Tom Taylor, Conservation Adviser for the Victorian Society, said, ‘The Victorian Society objects in the strongest possible terms to these proposals. The Harris Museum is an incredibly important building — amongst the finest Greek Revival buildings in Europe. We must tread very carefully when altering a building of such architectural significance, and these proposals do not adequately take into account the special architectural qualities of this magnificent building. Preston City Council must do more to understand and protect Preston’s historic environment. We urge the council to seek revisions to these damaging plans.’
The Grade I-listed Harris Museum in Preston was built in 1883 to the designs of local architect and former mayor of Preston, James Hibbert, who built many buildings in Preston, including the Grade II-listed Fishergate Baptist Church (1858). Renowned architectural historian Nikolas Pevsner described the Neo-Classical Harris Museum as, "one of the largest, most imposing and memorable public buildings in north Lancashire". Grade I-listed buildings are described by Historic England as being 'of exceptional interest, only 2.5% of listed buildings are Grade I'.

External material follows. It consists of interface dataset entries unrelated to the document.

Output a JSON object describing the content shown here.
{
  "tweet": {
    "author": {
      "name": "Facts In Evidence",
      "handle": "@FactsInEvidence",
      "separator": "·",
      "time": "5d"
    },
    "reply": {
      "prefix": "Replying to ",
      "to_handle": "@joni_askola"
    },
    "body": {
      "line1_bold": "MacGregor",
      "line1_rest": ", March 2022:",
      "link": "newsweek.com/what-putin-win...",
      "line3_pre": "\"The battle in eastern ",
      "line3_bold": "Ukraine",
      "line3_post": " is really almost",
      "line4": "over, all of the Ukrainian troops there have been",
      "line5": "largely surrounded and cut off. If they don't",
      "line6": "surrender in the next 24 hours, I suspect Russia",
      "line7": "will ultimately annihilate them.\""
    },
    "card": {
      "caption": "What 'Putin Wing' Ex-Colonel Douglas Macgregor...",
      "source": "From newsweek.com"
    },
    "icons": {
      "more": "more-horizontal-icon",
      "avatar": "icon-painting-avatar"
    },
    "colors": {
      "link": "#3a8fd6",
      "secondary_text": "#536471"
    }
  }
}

Preston City Council has recently put forward plans for a £10.7m renovation project ‘Reimagining the Harris’ — intended to rejuvenate the interiors and to improve access to the building. The Victorian Society does not object to the principle of these renovations, but questions whether the current proposals are the best way of achieving them. The applicants have shown great concern for the interiors of the building, but have failed to apply the same care to the exteriors, where the proposed changes will cause significant harm to the building’s architectural character. Great civic buildings such as the Harris Museum are important not just for their function or contents, but as public works in their own right and the role they play in shaping place and local identity. Such vital parts of our heritage must be protected from needless and irrevocable alteration for the worse.
Two changes are cause for major concern. Firstly, a new ‘circulation core,’ will alter the building’s exterior to provide a new staircase and lift, giving level access to all floors. Although bringing important benefits, the intervention will be highly damaging to the building’s architecture. An extremely important aspect of the Harris Museum’s design is four high-level loggias. A loggia is a covered but open gallery, often at a high level, with its roof supported by an arcade of columns. The loggias at the Harris are short and projecting, with their roofs supported by plain square columns on three sides.

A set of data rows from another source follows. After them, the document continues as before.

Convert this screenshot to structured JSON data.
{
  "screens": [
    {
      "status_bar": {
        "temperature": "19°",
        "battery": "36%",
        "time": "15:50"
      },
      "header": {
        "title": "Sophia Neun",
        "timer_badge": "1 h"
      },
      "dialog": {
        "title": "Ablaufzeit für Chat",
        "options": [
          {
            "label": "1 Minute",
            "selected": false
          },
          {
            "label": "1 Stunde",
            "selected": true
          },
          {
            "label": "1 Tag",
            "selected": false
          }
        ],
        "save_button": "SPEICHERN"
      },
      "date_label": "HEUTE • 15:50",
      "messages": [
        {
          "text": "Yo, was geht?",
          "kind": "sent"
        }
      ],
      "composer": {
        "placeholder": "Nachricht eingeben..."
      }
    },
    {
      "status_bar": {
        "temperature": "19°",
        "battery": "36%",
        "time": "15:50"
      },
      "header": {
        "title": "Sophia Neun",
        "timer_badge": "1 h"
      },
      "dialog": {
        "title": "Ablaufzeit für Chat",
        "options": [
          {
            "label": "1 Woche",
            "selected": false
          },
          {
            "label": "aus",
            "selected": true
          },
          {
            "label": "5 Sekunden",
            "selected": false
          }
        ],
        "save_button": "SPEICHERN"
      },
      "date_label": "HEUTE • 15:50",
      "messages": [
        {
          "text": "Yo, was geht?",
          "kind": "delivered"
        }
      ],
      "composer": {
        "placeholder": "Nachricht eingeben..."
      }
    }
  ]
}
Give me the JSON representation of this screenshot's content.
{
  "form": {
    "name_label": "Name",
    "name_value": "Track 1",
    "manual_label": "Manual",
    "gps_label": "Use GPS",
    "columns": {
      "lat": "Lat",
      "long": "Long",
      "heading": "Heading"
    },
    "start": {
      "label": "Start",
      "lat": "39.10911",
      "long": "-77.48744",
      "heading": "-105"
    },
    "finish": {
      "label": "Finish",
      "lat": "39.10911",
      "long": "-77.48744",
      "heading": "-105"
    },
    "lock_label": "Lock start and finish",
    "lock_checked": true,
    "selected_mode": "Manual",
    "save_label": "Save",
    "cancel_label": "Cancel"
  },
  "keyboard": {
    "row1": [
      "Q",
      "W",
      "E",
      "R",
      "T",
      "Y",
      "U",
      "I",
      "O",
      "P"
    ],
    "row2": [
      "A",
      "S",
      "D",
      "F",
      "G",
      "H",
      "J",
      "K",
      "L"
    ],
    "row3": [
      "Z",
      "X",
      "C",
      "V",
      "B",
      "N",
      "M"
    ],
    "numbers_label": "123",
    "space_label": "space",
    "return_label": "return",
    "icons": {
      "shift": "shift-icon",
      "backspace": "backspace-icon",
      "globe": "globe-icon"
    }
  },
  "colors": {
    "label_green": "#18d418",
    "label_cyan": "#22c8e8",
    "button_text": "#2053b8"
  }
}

These are vital for the symmetry and balance of the building and the way they manage the play of solid and void. The new circulation core will infill one of the loggias, gravely compromising the building’s architectural value. This infilling will be the first substantial and highly visible alteration made to the building’s exterior since its construction.
The Victorian Society doubts whether the chosen location is the right one — there are several other possibilities which might prove less harmful overall. All these alternatives involve some alteration to the interior spaces of the museum, but none involve any harmful changes to the exterior.

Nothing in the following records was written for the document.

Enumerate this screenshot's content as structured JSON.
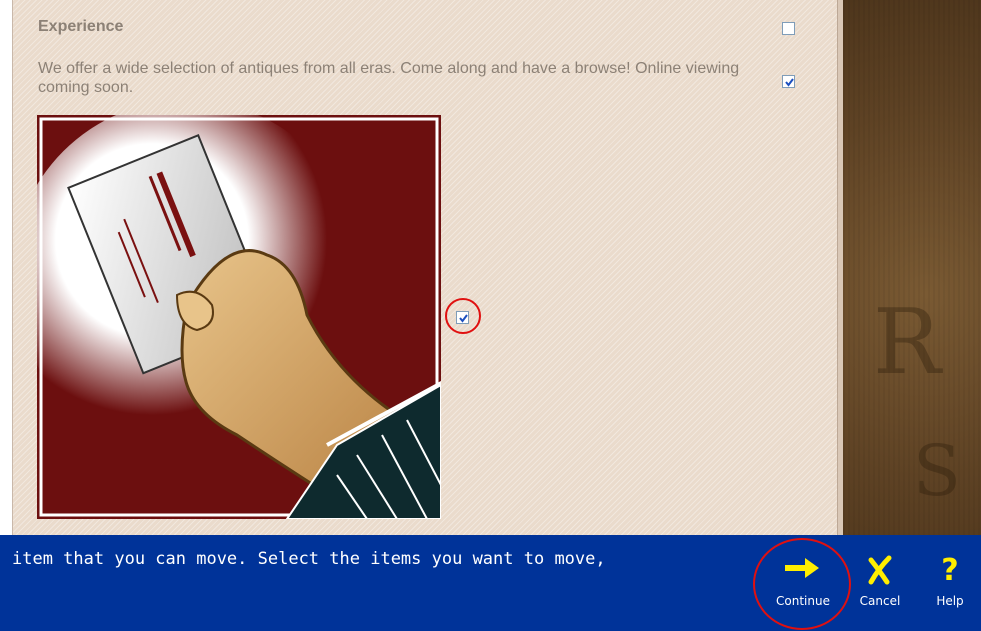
{
  "section": {
    "heading": "Experience",
    "description": "We offer a wide selection of antiques from all eras. Come along and have a browse! Online viewing coming soon."
  },
  "checkboxes": {
    "heading_checked": false,
    "description_checked": true,
    "image_checked": true
  },
  "image": {
    "alt": "hand-holding-business-card-illustration"
  },
  "footer": {
    "instruction": "item that you can move. Select the items you want to move,",
    "continue_label": "Continue",
    "cancel_label": "Cancel",
    "help_label": "Help"
  },
  "colors": {
    "panel_bg": "#eadbcc",
    "bar_bg": "#003399",
    "accent_yellow": "#ffee00",
    "annotation_red": "#e01010"
  }
}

The Society also questions whether the circulation core is necessary as it not required to comply with building regulations or fire safety.
The second major concern are alterations to the Lancaster Road entrance to widen an original bridge over the basement and remove a pair of decorative gates and stone parapets. These historic gates are an important part of the scheme of decorative ironwork which is characteristic of the Harris. Their removal will erode an important aspect of the building’s design yet no benefits are gained, as the entrance itself will remain its current width.
The Victorian Society has commented on the poor quality of the plans, highlighting that the application documents entirely fail to adequately articulate the architectural significance of the building. The assessment of ‘architectural and artistic significance’ is limited to just 152 words, which mostly offer only vague generalisations about classicism and Victorian civic ideals, with none spent on detailed architectural analysis.